(Edit: I agree with you that the FW Laptop does need research before reviewing it. It’s just that… so do the others.)
If they’re supposed to give out accurate information, then they should make sure the information they give out is accurate.
Like the review I didn’t complete watching the other day, because the first thing the guy did after loosening the screws was take the “bottom” off and pull the cable from the underside of the input cover - didn’t even bother flipping it back over.
Thereby (IMO) proving he’s not terribly good with nonstandard formfactors, or research, or… rehearsal.
A simple search would have proven “1 USB-C Port to Charge Them All” to be false. If you can’t be bothered with things like that, why should I trust anything else you say?
@Jake_Richter I feel that’s not fair. Humans are being that naturally make mistakes and can naturally misunderstand things.
Even if you understand a subject, you can sometimes have a brain fart and not realize it, or you can misunderstand something you normally will not.
Also, people are creatures of habit. Normally, when reviewing a laptop, people don’t research it and they often don’t need to. And this is the case for most tech. And most of the time, even researching the laptop won’t give you much info unless if you are looking at other people’s reviews which would then defeat the purpose of your own review.
If you normally do not need research to understand the product you are reviewing, why should they believe they need to research this one exception??? Probably the first exception in their entire career even.
You often only do research when you DON’T have the product.
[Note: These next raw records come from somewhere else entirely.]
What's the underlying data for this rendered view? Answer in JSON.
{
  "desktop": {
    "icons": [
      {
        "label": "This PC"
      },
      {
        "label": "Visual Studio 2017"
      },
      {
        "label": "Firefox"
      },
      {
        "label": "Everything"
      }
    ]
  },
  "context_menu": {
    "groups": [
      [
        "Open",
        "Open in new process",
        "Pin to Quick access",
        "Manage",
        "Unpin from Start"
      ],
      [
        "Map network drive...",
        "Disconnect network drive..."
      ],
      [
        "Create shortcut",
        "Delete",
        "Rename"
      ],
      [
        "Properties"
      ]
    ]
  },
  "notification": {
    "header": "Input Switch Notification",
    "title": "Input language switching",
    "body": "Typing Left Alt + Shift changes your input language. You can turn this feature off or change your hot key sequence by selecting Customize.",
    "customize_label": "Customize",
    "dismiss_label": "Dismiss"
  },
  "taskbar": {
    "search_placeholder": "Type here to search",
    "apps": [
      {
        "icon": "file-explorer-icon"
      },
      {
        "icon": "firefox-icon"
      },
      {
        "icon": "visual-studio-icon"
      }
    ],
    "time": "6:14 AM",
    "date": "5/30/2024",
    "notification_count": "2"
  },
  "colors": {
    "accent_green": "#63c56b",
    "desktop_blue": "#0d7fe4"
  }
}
The exception being when you have a real interest in the product.